Fire services, London, circa 1941
Framed (ref: 7255)
Watercolour, india ink, pencil, and chalk
13 1/2 x 15 1/4 in. (34.2 x 38.7 cm)
Tags: Louis Keene war World War II Paintings by British Artists
Provenance: The Artists daughter, Canada.
Exhibited: WW2 - War Pictures by British Artists, Morley College London, 28 October -23 November 2016, cat 33.
Literature: WW2 - War Pictures by British Artists, Edited by Sacha Llewellyn & Paul Liss, July 2016, cat 33, page 70.

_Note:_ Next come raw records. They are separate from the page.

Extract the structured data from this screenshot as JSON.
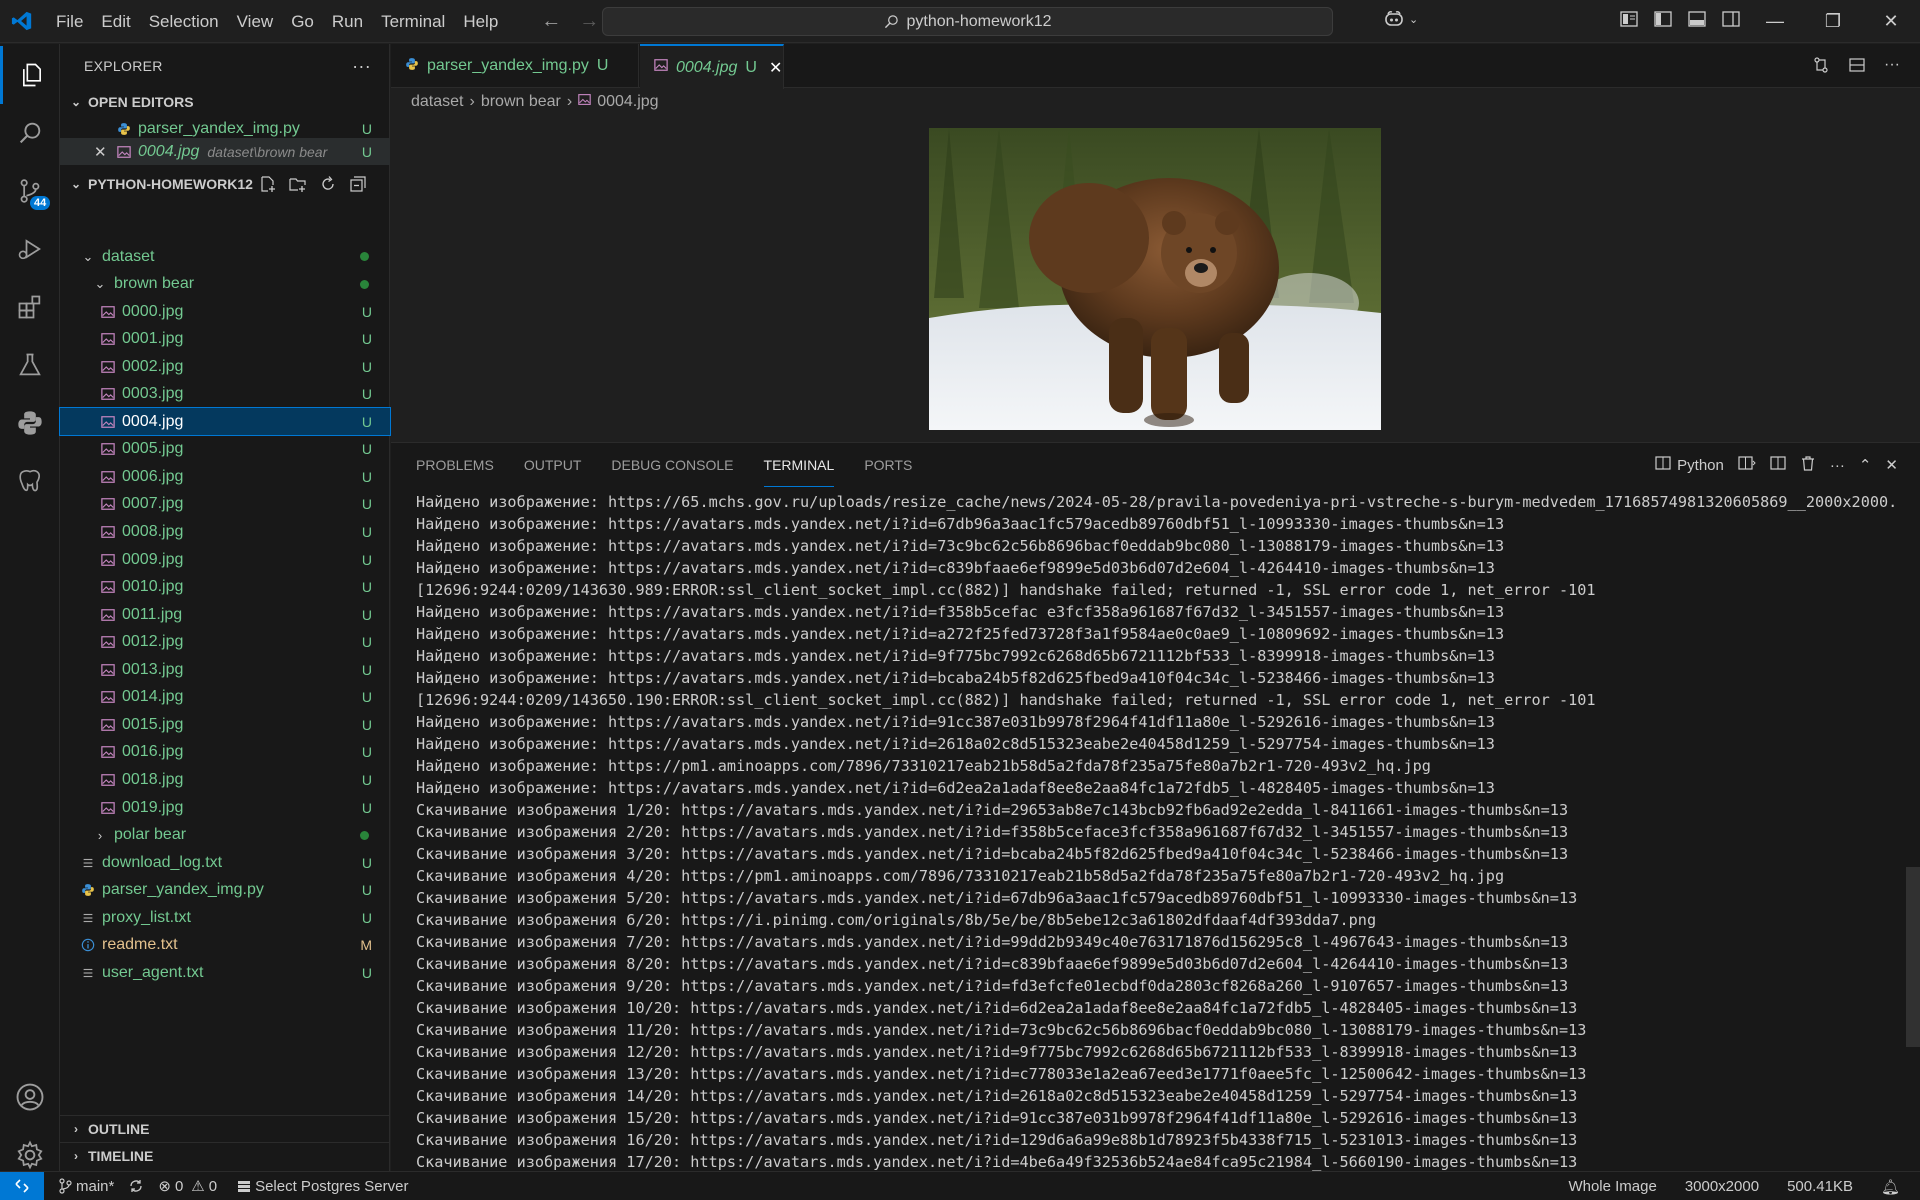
{
  "titlebar": {
    "menu": [
      "File",
      "Edit",
      "Selection",
      "View",
      "Go",
      "Run",
      "Terminal",
      "Help"
    ],
    "search": "python-homework12"
  },
  "activity": {
    "scm_badge": "44"
  },
  "sidebar": {
    "title": "EXPLORER",
    "open_editors_label": "OPEN EDITORS",
    "open_editors": [
      {
        "name": "parser_yandex_img.py",
        "status": "U",
        "desc": ""
      },
      {
        "name": "0004.jpg",
        "status": "U",
        "desc": "dataset\\brown bear"
      }
    ],
    "project_label": "PYTHON-HOMEWORK12",
    "tree": [
      {
        "name": "dataset",
        "type": "folder-open",
        "status": "dot",
        "indent": 1
      },
      {
        "name": "brown bear",
        "type": "folder-open",
        "status": "dot",
        "indent": 2
      },
      {
        "name": "0000.jpg",
        "type": "img",
        "status": "U",
        "indent": 3
      },
      {
        "name": "0001.jpg",
        "type": "img",
        "status": "U",
        "indent": 3
      },
      {
        "name": "0002.jpg",
        "type": "img",
        "status": "U",
        "indent": 3
      },
      {
        "name": "0003.jpg",
        "type": "img",
        "status": "U",
        "indent": 3
      },
      {
        "name": "0004.jpg",
        "type": "img",
        "status": "U",
        "indent": 3,
        "selected": true
      },
      {
        "name": "0005.jpg",
        "type": "img",
        "status": "U",
        "indent": 3
      },
      {
        "name": "0006.jpg",
        "type": "img",
        "status": "U",
        "indent": 3
      },
      {
        "name": "0007.jpg",
        "type": "img",
        "status": "U",
        "indent": 3
      },
      {
        "name": "0008.jpg",
        "type": "img",
        "status": "U",
        "indent": 3
      },
      {
        "name": "0009.jpg",
        "type": "img",
        "status": "U",
        "indent": 3
      },
      {
        "name": "0010.jpg",
        "type": "img",
        "status": "U",
        "indent": 3
      },
      {
        "name": "0011.jpg",
        "type": "img",
        "status": "U",
        "indent": 3
      },
      {
        "name": "0012.jpg",
        "type": "img",
        "status": "U",
        "indent": 3
      },
      {
        "name": "0013.jpg",
        "type": "img",
        "status": "U",
        "indent": 3
      },
      {
        "name": "0014.jpg",
        "type": "img",
        "status": "U",
        "indent": 3
      },
      {
        "name": "0015.jpg",
        "type": "img",
        "status": "U",
        "indent": 3
      },
      {
        "name": "0016.jpg",
        "type": "img",
        "status": "U",
        "indent": 3
      },
      {
        "name": "0018.jpg",
        "type": "img",
        "status": "U",
        "indent": 3
      },
      {
        "name": "0019.jpg",
        "type": "img",
        "status": "U",
        "indent": 3
      },
      {
        "name": "polar bear",
        "type": "folder-closed",
        "status": "dot",
        "indent": 2
      },
      {
        "name": "download_log.txt",
        "type": "txt",
        "status": "U",
        "indent": 1
      },
      {
        "name": "parser_yandex_img.py",
        "type": "py",
        "status": "U",
        "indent": 1
      },
      {
        "name": "proxy_list.txt",
        "type": "txt",
        "status": "U",
        "indent": 1
      },
      {
        "name": "readme.txt",
        "type": "info",
        "status": "M",
        "indent": 1
      },
      {
        "name": "user_agent.txt",
        "type": "txt",
        "status": "U",
        "indent": 1
      }
    ],
    "outline_label": "OUTLINE",
    "timeline_label": "TIMELINE"
  },
  "tabs": [
    {
      "name": "parser_yandex_img.py",
      "status": "U"
    },
    {
      "name": "0004.jpg",
      "status": "U"
    }
  ],
  "breadcrumb": [
    "dataset",
    "brown bear",
    "0004.jpg"
  ],
  "panel": {
    "tabs": [
      "PROBLEMS",
      "OUTPUT",
      "DEBUG CONSOLE",
      "TERMINAL",
      "PORTS"
    ],
    "active": "TERMINAL",
    "shell": "Python"
  },
  "terminal": [
    "Найдено изображение: https://65.mchs.gov.ru/uploads/resize_cache/news/2024-05-28/pravila-povedeniya-pri-vstreche-s-burym-medvedem_17168574981320605869__2000x2000.jpg",
    "Найдено изображение: https://avatars.mds.yandex.net/i?id=67db96a3aac1fc579acedb89760dbf51_l-10993330-images-thumbs&n=13",
    "Найдено изображение: https://avatars.mds.yandex.net/i?id=73c9bc62c56b8696bacf0eddab9bc080_l-13088179-images-thumbs&n=13",
    "Найдено изображение: https://avatars.mds.yandex.net/i?id=c839bfaae6ef9899e5d03b6d07d2e604_l-4264410-images-thumbs&n=13",
    "[12696:9244:0209/143630.989:ERROR:ssl_client_socket_impl.cc(882)] handshake failed; returned -1, SSL error code 1, net_error -101",
    "Найдено изображение: https://avatars.mds.yandex.net/i?id=f358b5cefac e3fcf358a961687f67d32_l-3451557-images-thumbs&n=13",
    "Найдено изображение: https://avatars.mds.yandex.net/i?id=a272f25fed73728f3a1f9584ae0c0ae9_l-10809692-images-thumbs&n=13",
    "Найдено изображение: https://avatars.mds.yandex.net/i?id=9f775bc7992c6268d65b6721112bf533_l-8399918-images-thumbs&n=13",
    "Найдено изображение: https://avatars.mds.yandex.net/i?id=bcaba24b5f82d625fbed9a410f04c34c_l-5238466-images-thumbs&n=13",
    "[12696:9244:0209/143650.190:ERROR:ssl_client_socket_impl.cc(882)] handshake failed; returned -1, SSL error code 1, net_error -101",
    "Найдено изображение: https://avatars.mds.yandex.net/i?id=91cc387e031b9978f2964f41df11a80e_l-5292616-images-thumbs&n=13",
    "Найдено изображение: https://avatars.mds.yandex.net/i?id=2618a02c8d515323eabe2e40458d1259_l-5297754-images-thumbs&n=13",
    "Найдено изображение: https://pm1.aminoapps.com/7896/73310217eab21b58d5a2fda78f235a75fe80a7b2r1-720-493v2_hq.jpg",
    "Найдено изображение: https://avatars.mds.yandex.net/i?id=6d2ea2a1adaf8ee8e2aa84fc1a72fdb5_l-4828405-images-thumbs&n=13",
    "Скачивание изображения 1/20: https://avatars.mds.yandex.net/i?id=29653ab8e7c143bcb92fb6ad92e2edda_l-8411661-images-thumbs&n=13",
    "Скачивание изображения 2/20: https://avatars.mds.yandex.net/i?id=f358b5ceface3fcf358a961687f67d32_l-3451557-images-thumbs&n=13",
    "Скачивание изображения 3/20: https://avatars.mds.yandex.net/i?id=bcaba24b5f82d625fbed9a410f04c34c_l-5238466-images-thumbs&n=13",
    "Скачивание изображения 4/20: https://pm1.aminoapps.com/7896/73310217eab21b58d5a2fda78f235a75fe80a7b2r1-720-493v2_hq.jpg",
    "Скачивание изображения 5/20: https://avatars.mds.yandex.net/i?id=67db96a3aac1fc579acedb89760dbf51_l-10993330-images-thumbs&n=13",
    "Скачивание изображения 6/20: https://i.pinimg.com/originals/8b/5e/be/8b5ebe12c3a61802dfdaaf4df393dda7.png",
    "Скачивание изображения 7/20: https://avatars.mds.yandex.net/i?id=99dd2b9349c40e763171876d156295c8_l-4967643-images-thumbs&n=13",
    "Скачивание изображения 8/20: https://avatars.mds.yandex.net/i?id=c839bfaae6ef9899e5d03b6d07d2e604_l-4264410-images-thumbs&n=13",
    "Скачивание изображения 9/20: https://avatars.mds.yandex.net/i?id=fd3efcfe01ecbdf0da2803cf8268a260_l-9107657-images-thumbs&n=13",
    "Скачивание изображения 10/20: https://avatars.mds.yandex.net/i?id=6d2ea2a1adaf8ee8e2aa84fc1a72fdb5_l-4828405-images-thumbs&n=13",
    "Скачивание изображения 11/20: https://avatars.mds.yandex.net/i?id=73c9bc62c56b8696bacf0eddab9bc080_l-13088179-images-thumbs&n=13",
    "Скачивание изображения 12/20: https://avatars.mds.yandex.net/i?id=9f775bc7992c6268d65b6721112bf533_l-8399918-images-thumbs&n=13",
    "Скачивание изображения 13/20: https://avatars.mds.yandex.net/i?id=c778033e1a2ea67eed3e1771f0aee5fc_l-12500642-images-thumbs&n=13",
    "Скачивание изображения 14/20: https://avatars.mds.yandex.net/i?id=2618a02c8d515323eabe2e40458d1259_l-5297754-images-thumbs&n=13",
    "Скачивание изображения 15/20: https://avatars.mds.yandex.net/i?id=91cc387e031b9978f2964f41df11a80e_l-5292616-images-thumbs&n=13",
    "Скачивание изображения 16/20: https://avatars.mds.yandex.net/i?id=129d6a6a99e88b1d78923f5b4338f715_l-5231013-images-thumbs&n=13",
    "Скачивание изображения 17/20: https://avatars.mds.yandex.net/i?id=4be6a49f32536b524ae84fca95c21984_l-5660190-images-thumbs&n=13"
  ],
  "statusbar": {
    "branch": "main*",
    "errors": "0",
    "warnings": "0",
    "postgres": "Select Postgres Server",
    "zoom": "Whole Image",
    "dimensions": "3000x2000",
    "size": "500.41KB"
  },
  "colors": {
    "accent": "#0078d4",
    "untracked": "#73c991",
    "modified": "#e2c08d"
  }
}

As Commanding Officer of the Lorne Scots during WW2 Keene witnessed the bombing of Liverpool and London. According to an article in the Evening Standard (May 29, 1942), his paintings, including a vivid incendiary bomb picture were included in the National Gallery show of May 1942. His obituary (Oakville, 8 May 1972) reported, While in England Col. Keene did some paintings of the air raids and these were later purchased by the British government. Some of his wartime paintings were also sold to the Canadian government.
Favouring nighttime views, (illuminated by searchlights, fires and bombs) his pictures are often characterised by a surreal feeling, heightened by the use of shallow perspectives and intense colours.
NELSON WONDERS; TRAFALGAR SQUARE, LONDON, 1940;
Canadian War Museum
"The Awakening"; Liverpool. May, 1941.
When it became clear in the late 1930s that another major European war was
not far off, Parliament passed the Air Raid Precautions Act in 1937. This
obliged local authorities to organise all of the services that would be needed
to protect their towns and the civilian population in the event of war. Naturally
it was realised that the Fire Services would need augmenting and the
Auxiliary Fire Service was established. Training and equipment was provided,
but it was not until 1941 that uniformity of equipment was achieved in order to
avoid the possibility that when county teams were called in to a major city,
which had suffered an attack, it was certain that their hose pipes would
connect to the city's water mains. The 1,450 separate Fire Brigades were
consolidated into 38 Fire Forces and re-titled the National Fore Service during
the Summer of 1941.
In this dramatic picture well-equipped firemen with extension ladders are
tackling a blaze that could be in London, though such scenes were typical in
many other industrial cities and towns across the country. Both the Luftwaffe
and the RAF used High Explosives to open-up buildings by smashing the
roofs and all the windows, accompanied by incendiaries to ignite the wooden
structures and the contents. The opening of the building ensured that a
constant draft fed the flames with the oxygen necessary for continuous